New approaches to amblyopia

A range of new therapies may offer hope to treatment-resistant amblyopes.

Roibeard O’hEineachain

Posted: Monday, November 2, 2020

Shira L Robbins MD

There are many new treatments under investigation for the treatment of amblyopia that may provide useful alternatives to patients who are not amenable or unresponsive to traditional patching, reports Shira L Robbins MD, Professor of Ophthalmology at the Shiley Eye Institute, University of California, San Diego, California, US.
“The best treatment is whatever treatment the family can do. And every family unit is different and we as paediatric ophthalmologists know that almost better than anyone else,” Dr Robbins told the 2020 WSPOS Virtual Meeting. She noted that occlusion therapy for amblyopia has a long history, dating back to 800 AD, when Thābit ibn Qurrah al-Ḥarrānī first described occlusion of the better eye to improve vision of the strabismic eye. In more modern times, David Hubel and Torsten Wiesel were able to explain why occlusion therapy works on a histologic level and subsequently received the Nobel Prize for their work, the first to be awarded for ophthalmic disease.
She pointed out that amblyopia affects many different aspects of visual function, including colour and contrast perception, peripheral vision.
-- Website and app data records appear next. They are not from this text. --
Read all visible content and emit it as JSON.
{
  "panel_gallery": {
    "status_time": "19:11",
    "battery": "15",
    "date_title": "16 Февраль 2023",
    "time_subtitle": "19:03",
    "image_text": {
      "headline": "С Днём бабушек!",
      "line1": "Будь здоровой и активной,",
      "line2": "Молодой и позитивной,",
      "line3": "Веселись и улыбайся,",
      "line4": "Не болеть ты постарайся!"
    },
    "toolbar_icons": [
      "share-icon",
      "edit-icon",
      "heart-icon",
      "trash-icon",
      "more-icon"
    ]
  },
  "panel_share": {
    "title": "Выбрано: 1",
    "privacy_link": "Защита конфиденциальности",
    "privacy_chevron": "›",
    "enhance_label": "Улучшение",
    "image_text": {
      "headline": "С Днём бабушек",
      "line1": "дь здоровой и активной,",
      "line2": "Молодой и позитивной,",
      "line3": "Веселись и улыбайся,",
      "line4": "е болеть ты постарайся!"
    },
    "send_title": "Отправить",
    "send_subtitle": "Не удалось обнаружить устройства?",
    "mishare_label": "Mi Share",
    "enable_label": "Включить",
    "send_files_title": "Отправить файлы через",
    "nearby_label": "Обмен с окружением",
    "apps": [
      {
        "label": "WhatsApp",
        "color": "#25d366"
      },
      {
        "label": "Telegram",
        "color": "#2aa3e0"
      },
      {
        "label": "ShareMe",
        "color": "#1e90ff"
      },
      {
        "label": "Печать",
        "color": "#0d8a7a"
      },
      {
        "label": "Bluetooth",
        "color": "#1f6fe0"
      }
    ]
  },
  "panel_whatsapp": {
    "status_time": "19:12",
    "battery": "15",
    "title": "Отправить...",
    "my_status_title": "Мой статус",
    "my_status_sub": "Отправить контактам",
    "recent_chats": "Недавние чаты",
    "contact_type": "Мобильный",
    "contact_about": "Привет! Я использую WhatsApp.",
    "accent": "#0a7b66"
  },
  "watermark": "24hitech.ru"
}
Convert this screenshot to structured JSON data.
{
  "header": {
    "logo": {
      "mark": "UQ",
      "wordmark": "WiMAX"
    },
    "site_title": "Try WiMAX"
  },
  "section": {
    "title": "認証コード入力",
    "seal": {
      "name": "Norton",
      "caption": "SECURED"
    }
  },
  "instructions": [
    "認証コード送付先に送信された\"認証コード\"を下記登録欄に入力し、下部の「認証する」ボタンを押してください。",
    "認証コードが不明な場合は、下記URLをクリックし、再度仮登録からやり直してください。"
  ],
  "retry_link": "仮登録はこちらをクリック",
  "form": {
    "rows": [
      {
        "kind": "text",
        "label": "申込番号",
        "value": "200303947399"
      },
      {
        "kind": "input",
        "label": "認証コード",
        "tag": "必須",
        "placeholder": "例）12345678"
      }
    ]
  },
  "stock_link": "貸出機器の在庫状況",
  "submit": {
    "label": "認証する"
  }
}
Moreover, amblyopic patients have a three times greater likelihood of losing vison in their fellow eye during the course of their life, making the search for new treatments all the more urgent.
Pharmacotherapy with various agents is among the new lines of research in the treatment of amblyopia, Dr Robbins noted. Prominent among the agents under investigation is levodopa, a precursor of the neurotransmitter dopamine, which is found in the brain and the retina. The theory behind its use is that will increase neuroplasticity.
Research where levodopa has been combined with patching has been confined to small studies which have yielded mixed results. On the other hand, some functional MRI studies have shown increased activation of the occipital lobe following levodopa therapy. However, other studies have yielded contradictory results. Moreover, the agents may also have only a temporary effect. And as with any neurotransmitter there are potential concerns regarding long-term side effects, she said.
Another medication that has been investigated is citicoline, which is an intermediate in the creation of phospholipid cell membranes and which may blunt nerve cell damage. However, like levodopa it has had mixed results when used to augment occlusion therapy. In addition, the studies have only had short term follow-up.
Liquid crystal glasses
A new approach to occlusion therapy is the use of electronically controlled liquid crystal glasses. Through a shuttering effect they occlude the amblyopic eye at intervals of 30 seconds throughout the day. In a small study they were non-inferior to patching at three months follow-up. However, the expected increased compliance with this treatment was only at 50%.
“I can tell you from my own experience that these glasses can be very well accepted even among the children who are most adamantly resistant to patching. I have had cases where other treatments failed miserably and these have done the trick,” Dr Robbins said when measured with temperature monitors.
Perceptual learning
Perceptual learning is an approach that has been researched for over 40 years. It is designed to induce changes in visual perception through repetitive practice of specific controlled visual tasks. There have been studies involving a small number of patients that have shown an improvement in orientation discrimination stereoacuity and contrast sensitivity. However, the studies lacked long-term follow-up.
Transcranial magnetic stimulation
Transcranial magnetic stimulation, a technology that is now used in neurology and psychiatry, is also being investigated as a treatment for amblyopia. In amblyopic treatment, the magnetic field is applied to the visual cortex, which induces a weak electrical current that stimulates the cortical areas transiently.
A study conducted in Canada showed that adult amblyopic patients undergoing this treatment had improvements in their contrast sensitivity. In another study, conducted in Portugal, the treatment appeared to produce transient improvements in both visual acuity and stereoacuity when applied to the right occipital lobe.
Acupuncture is currently the subject of fairly intensive investigation as a treatment of amblyopia with 14 randomised controlled trials involving over more than 2,000 patients.
“This a well-studied modality and it should not be overlooked,” Dr Robbins said.
Darkness therapy
Another means of potentially stimulating visual rehabilitation is to place the patient in total darkness for three to 10 days. The theory is that darkness can biochemically prime the brain for reactivation of synaptic plasticity, thereby encouraging synaptic modifications and promoting visual recovery. Animal studies have shown it to be very effective. However, it would probably be an unattractive option for paediatric amblyopes.
Exercise for sight
Exercise may be another useful tool in the treatment of amblyopia. In a recent clinical trial out of Italy involving 10 adult amblyopes, interval cycling combined with patching resulted in a mean visual acuity improvement of 0.15 logMAR, and six of the patients also recovered stereopsis.
“We have come a long way since 800AD, but sometimes simple can still be good – patching is still powerful,” Dr Robbins concluded.
Shira L Robbins: